→ TASK
Wherever the string "events" turns up in the data, copy the whole line.

[Stored entries]
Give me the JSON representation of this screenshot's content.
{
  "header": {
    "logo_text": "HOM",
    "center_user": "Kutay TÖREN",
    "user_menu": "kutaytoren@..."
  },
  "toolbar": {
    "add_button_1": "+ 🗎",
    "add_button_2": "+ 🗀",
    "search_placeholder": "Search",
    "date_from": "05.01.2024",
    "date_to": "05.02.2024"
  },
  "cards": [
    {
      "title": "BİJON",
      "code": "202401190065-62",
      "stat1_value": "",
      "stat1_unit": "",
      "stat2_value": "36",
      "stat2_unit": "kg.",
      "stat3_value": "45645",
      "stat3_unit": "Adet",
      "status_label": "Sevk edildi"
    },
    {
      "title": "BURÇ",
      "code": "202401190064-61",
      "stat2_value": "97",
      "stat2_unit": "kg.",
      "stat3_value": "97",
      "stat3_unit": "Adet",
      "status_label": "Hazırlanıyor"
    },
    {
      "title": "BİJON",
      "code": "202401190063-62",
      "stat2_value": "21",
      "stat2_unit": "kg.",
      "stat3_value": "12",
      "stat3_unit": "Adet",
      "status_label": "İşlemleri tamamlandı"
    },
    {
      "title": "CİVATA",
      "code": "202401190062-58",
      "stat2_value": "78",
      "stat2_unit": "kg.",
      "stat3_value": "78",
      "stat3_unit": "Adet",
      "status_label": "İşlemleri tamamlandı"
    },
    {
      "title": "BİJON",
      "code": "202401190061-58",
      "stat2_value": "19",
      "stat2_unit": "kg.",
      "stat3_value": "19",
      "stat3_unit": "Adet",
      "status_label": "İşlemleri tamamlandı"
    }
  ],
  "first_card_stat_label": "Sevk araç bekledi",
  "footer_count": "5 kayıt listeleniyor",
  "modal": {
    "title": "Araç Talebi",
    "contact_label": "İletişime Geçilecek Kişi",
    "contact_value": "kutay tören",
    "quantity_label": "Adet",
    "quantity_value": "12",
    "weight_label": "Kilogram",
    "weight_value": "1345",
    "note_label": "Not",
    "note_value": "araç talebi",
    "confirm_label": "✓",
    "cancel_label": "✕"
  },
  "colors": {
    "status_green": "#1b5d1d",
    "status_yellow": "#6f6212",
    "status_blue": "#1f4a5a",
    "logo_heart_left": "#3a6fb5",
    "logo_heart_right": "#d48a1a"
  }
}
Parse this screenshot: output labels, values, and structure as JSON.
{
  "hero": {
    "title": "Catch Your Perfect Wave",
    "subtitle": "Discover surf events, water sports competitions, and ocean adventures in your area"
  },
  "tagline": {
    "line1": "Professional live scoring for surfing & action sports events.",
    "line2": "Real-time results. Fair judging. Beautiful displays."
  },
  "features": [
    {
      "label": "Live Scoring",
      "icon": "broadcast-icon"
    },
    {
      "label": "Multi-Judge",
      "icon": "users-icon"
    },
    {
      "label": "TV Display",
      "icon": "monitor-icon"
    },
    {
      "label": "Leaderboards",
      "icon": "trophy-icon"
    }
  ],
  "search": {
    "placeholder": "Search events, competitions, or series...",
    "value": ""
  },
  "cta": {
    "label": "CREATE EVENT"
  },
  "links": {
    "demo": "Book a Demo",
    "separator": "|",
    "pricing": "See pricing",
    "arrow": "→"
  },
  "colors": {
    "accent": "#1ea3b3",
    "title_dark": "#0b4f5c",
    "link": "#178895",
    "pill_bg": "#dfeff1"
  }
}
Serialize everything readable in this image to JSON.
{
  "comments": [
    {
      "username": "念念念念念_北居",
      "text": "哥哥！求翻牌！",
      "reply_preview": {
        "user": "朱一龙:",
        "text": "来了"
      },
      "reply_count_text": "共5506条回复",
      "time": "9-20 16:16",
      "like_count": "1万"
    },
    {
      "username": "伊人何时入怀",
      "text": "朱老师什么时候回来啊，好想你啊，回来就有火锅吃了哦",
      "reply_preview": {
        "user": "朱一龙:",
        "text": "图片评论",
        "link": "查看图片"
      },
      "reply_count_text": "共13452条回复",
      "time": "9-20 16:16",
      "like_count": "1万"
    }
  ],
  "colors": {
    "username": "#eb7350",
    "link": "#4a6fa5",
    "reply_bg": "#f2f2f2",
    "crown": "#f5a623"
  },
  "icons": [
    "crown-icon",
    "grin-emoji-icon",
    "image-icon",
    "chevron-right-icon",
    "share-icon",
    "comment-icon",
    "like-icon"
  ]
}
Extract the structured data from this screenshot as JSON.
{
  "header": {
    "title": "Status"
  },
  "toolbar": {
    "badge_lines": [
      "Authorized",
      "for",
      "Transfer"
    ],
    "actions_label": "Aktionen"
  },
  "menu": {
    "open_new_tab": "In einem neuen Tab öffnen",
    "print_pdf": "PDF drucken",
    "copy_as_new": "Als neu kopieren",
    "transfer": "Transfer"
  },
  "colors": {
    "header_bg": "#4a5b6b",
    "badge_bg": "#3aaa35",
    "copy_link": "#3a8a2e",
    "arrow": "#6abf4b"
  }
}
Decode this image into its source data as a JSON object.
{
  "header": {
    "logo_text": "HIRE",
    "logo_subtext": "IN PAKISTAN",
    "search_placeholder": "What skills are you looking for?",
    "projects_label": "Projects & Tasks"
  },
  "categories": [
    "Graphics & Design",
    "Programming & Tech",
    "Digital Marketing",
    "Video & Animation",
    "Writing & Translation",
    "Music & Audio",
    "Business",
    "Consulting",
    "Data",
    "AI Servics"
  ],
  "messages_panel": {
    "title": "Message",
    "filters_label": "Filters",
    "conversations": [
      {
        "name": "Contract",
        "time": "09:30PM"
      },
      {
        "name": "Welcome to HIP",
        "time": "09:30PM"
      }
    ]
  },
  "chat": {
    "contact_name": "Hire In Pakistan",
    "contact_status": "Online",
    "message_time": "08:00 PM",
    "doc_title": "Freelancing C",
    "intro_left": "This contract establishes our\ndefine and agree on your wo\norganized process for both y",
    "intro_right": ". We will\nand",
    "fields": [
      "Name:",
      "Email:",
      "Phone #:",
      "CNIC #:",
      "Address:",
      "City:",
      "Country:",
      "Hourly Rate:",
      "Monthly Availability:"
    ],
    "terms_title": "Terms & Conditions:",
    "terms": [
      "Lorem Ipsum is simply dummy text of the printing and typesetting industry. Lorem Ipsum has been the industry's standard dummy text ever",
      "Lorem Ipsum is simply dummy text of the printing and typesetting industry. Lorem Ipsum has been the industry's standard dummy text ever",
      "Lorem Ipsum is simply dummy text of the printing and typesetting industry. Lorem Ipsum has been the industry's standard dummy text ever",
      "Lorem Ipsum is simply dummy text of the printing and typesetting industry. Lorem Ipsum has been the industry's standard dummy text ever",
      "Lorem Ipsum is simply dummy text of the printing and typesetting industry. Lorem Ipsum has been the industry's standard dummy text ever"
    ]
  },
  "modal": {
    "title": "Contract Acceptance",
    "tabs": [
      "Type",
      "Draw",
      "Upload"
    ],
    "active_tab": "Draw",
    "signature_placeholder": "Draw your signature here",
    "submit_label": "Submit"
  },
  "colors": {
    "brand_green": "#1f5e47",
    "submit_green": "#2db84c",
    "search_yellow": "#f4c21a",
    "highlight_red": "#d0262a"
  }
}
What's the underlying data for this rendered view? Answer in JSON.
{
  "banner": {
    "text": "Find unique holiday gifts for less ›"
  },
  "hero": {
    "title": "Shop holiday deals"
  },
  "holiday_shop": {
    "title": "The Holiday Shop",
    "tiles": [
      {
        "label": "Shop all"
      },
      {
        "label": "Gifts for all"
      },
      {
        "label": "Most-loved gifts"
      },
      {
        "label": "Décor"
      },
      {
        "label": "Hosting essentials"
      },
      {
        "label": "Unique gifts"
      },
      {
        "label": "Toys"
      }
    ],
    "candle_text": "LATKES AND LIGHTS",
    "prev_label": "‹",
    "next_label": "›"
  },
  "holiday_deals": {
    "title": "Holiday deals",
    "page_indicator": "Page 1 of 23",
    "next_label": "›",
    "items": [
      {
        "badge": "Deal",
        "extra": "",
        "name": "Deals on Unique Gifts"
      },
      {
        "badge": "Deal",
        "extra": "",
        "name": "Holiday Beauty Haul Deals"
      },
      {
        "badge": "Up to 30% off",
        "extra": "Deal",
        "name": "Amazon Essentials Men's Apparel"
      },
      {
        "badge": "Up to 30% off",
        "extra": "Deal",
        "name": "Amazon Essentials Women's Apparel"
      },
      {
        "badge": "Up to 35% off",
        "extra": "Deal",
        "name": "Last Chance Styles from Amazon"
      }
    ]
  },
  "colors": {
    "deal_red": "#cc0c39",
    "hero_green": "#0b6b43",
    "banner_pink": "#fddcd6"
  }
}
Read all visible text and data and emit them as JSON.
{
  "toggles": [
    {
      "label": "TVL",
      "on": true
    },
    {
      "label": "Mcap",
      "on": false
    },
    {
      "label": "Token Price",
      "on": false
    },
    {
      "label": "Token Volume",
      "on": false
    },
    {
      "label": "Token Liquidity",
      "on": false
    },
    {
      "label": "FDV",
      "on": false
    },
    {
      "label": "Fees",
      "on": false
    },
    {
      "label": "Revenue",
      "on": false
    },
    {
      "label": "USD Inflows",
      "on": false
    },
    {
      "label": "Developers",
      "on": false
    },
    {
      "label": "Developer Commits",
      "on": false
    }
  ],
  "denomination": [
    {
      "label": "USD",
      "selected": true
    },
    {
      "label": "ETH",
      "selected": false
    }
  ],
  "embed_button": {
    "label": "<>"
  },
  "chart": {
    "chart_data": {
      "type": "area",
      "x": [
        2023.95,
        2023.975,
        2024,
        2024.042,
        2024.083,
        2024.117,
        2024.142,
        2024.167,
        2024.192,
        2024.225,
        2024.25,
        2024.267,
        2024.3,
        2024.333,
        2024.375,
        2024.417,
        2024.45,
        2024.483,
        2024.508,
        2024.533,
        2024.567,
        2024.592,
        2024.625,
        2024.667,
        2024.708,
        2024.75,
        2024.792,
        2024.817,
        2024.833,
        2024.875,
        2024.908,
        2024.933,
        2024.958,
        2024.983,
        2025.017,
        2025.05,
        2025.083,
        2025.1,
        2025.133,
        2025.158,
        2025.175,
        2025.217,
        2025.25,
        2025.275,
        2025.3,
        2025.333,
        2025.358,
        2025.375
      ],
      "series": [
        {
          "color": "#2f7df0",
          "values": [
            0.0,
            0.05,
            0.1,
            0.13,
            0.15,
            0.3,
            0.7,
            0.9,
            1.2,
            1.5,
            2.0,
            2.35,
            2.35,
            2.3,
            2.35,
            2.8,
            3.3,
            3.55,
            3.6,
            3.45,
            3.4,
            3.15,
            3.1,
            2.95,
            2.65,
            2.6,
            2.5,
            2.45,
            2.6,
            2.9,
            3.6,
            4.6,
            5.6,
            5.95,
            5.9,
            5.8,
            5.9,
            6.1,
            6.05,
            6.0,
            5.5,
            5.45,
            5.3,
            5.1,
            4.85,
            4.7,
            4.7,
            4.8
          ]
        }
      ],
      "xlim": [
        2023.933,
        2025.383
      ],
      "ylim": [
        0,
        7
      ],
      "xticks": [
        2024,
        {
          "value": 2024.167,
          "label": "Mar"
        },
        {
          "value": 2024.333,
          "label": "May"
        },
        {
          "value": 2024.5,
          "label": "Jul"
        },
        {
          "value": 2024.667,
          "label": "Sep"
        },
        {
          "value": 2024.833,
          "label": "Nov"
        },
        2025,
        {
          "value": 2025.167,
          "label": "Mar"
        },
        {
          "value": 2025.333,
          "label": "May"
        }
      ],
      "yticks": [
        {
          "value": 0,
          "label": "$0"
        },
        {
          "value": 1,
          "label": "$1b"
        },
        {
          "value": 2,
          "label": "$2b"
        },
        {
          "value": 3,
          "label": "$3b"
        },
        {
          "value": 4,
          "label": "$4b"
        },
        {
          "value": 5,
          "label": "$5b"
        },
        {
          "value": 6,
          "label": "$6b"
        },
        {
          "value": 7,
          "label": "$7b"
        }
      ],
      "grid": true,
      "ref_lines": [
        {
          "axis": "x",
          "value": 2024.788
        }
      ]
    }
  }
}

→ RESPONSE FOR THIS EXERCISE
    "subtitle": "Discover surf events, water sports competitions, and ocean adventures in your area"
    "line1": "Professional live scoring for surfing & action sports events.",
    "placeholder": "Search events, competitions, or series...",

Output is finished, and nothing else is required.